Satyapir Bhita, Paharpur
Satyapir Bhita, Paharpur is situated at a distance of about 365m to the east of the monastery at paharpur, under Badalgachi upazila of Naogaon district. The present name of Satyapir Bhita seems to have originated not earlier than the 16th or 17th century AD. The Bhita contains the remains of the temple of Tara and a vast number of votive stupas of different sizes and shapes. Its identity has been established by the discovery of about 50 circular terracotta plaques in different places in the courtyard of the temple with a figure of an eight handed goddess and inscribed with the Buddhist creed in 11th century script. This figure represents one of the forms of Goddess Tara, possibly Shitatapatra Tara.
There appears to be an enclosure wall around the whole group of monuments excepting the north, where it could not be traced out. The site looks like trapezoidal in shape, as the length is about 76m to 91m and the width 43m to 57m. The approach to the whole area and also to the main temple was on the south.
The outstanding structure in the compound is the main temple, 15m in width and 24m in length. It is oblong and consisted of two main parts. The sanctum is in the northern portion and a pillared hall on the south around which there is the circumambulatory path. The internal arrangements of the hall are not quite clear.
There are about 132 votive shrines in the temple complex. The existence of such a vast number of votive structures of various sizes, designs and ornamentations around the temple testifies its fame and sanctity. Of all the stupas discovered in the compound, an ornamental square stupa in the southeastern corner, measuring 3m each side, is lying in a conspicuous position near the main temple. In this stupa a relic chamber, measuring I square metre, has been found, in which miniature votive clay stupas numbering several thousands were deposited. It appears that the pilgrims when visiting the Tara temple must have solemnly offered these miniature tokens of their reverence and deposited them in the stupa.

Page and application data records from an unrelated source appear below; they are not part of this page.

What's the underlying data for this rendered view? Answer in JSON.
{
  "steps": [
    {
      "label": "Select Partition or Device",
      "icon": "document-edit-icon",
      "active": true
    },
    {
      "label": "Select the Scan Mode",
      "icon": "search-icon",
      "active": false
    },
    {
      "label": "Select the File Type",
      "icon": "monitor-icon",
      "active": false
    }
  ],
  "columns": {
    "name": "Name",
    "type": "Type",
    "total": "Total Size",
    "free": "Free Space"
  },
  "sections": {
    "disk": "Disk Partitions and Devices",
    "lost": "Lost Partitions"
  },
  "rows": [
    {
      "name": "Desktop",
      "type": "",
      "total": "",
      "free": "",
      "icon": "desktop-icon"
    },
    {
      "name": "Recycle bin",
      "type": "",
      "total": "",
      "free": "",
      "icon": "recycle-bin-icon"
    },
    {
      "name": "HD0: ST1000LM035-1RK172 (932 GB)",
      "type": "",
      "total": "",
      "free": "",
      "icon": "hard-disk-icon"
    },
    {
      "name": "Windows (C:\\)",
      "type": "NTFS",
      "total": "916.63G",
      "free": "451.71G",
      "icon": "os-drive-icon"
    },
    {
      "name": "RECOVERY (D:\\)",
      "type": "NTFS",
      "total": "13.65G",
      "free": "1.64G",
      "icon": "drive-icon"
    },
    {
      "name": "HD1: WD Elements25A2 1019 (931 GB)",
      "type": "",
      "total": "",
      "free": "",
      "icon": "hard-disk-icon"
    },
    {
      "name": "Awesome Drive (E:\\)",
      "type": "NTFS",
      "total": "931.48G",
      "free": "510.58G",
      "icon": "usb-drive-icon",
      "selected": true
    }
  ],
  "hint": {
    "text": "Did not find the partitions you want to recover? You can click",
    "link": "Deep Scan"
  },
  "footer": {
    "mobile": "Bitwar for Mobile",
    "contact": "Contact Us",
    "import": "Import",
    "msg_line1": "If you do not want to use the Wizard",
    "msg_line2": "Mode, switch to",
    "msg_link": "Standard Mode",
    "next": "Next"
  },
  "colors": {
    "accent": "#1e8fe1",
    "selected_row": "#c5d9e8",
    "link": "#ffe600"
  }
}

The principal antiquities discovered at the Satyapir Bhita are terracotta plaques, carved bricks and a quantity of semi-precious stone beads. In addition to these, some Tara images, a bronze statuette of Jambhala have also been recovered from the site.

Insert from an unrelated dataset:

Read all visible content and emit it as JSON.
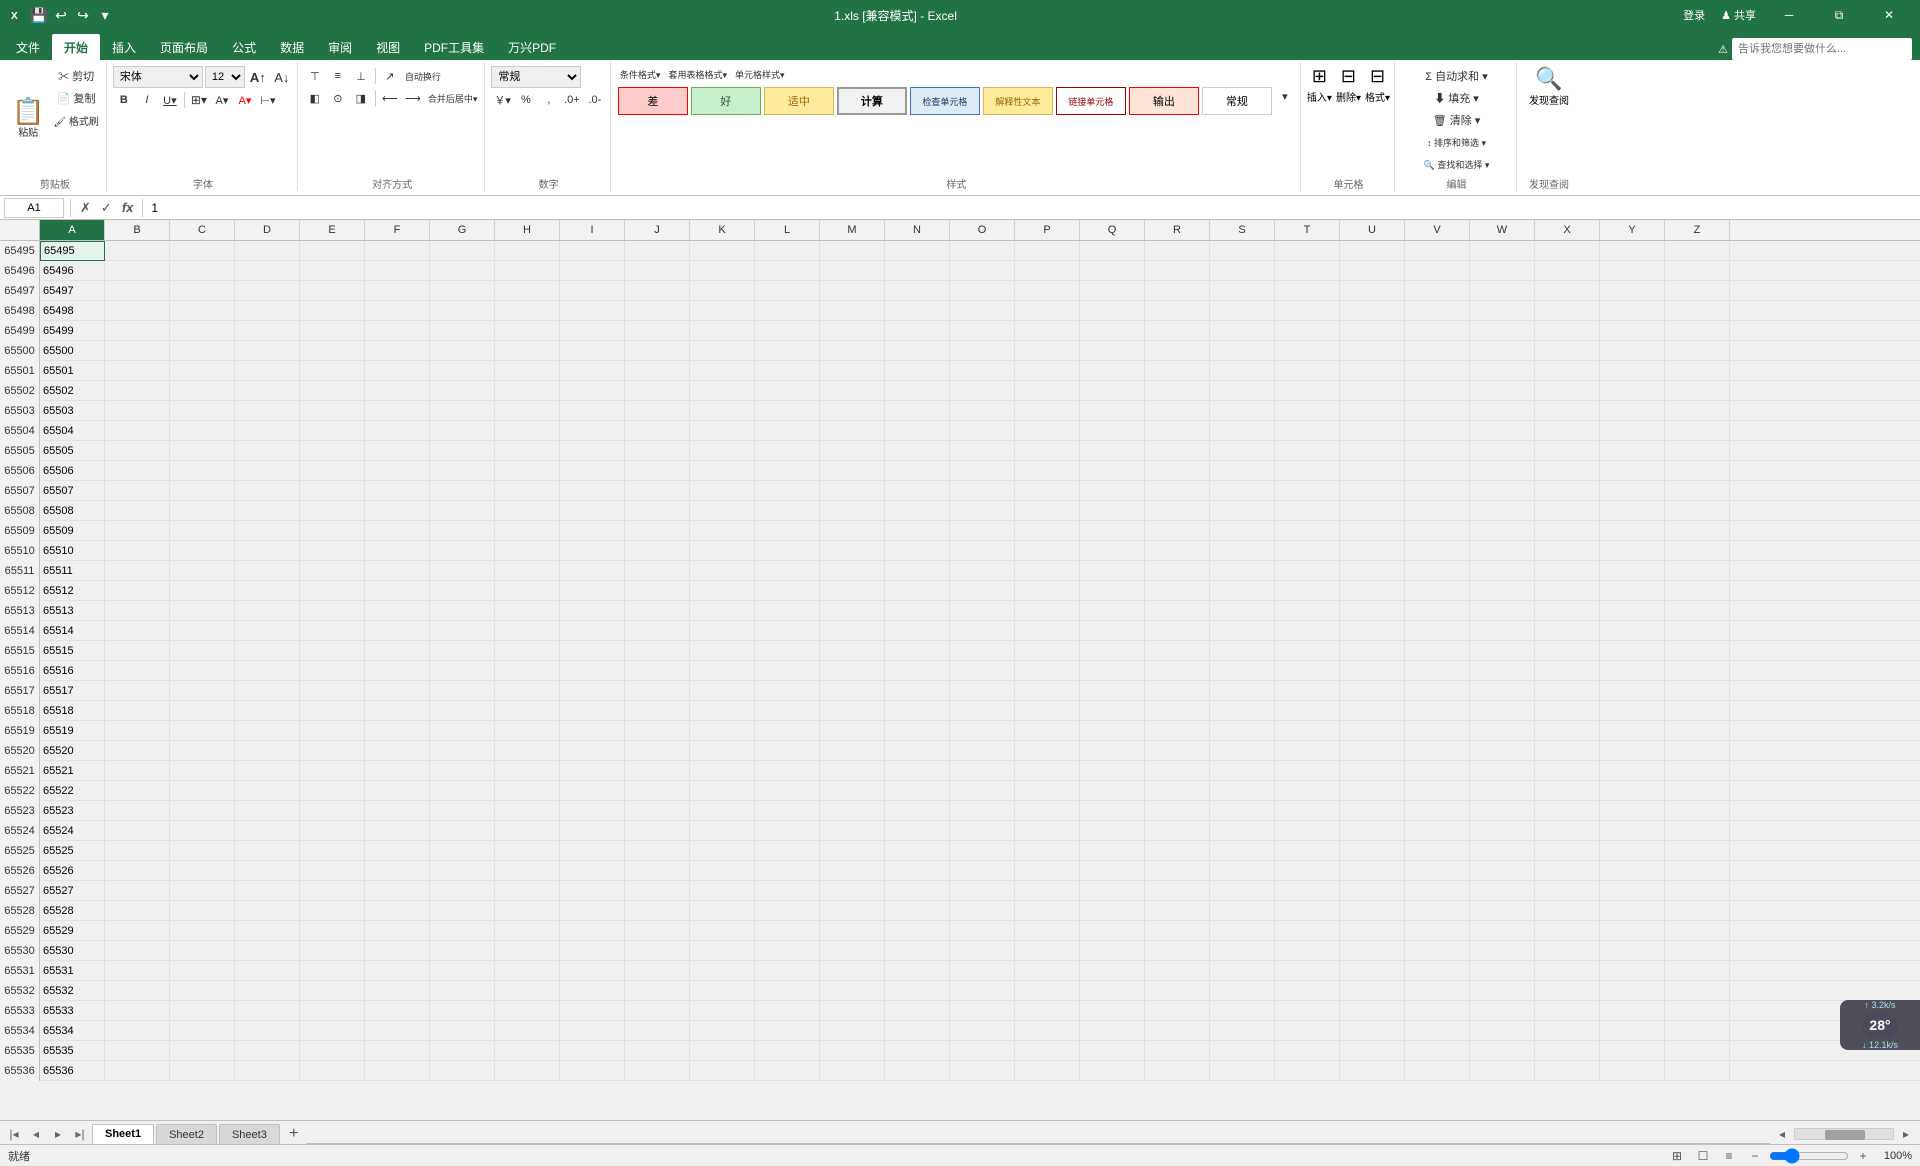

In the beginning of the 12th century the temple, affected earlier by the invasion of the Vanga army, was renovated by Vipulashrimitra of the Nalanda inscription. A Muslim period brick structure in dilapidated condition was noticed on the ruins of the temple. [Md Shafiqul Alam]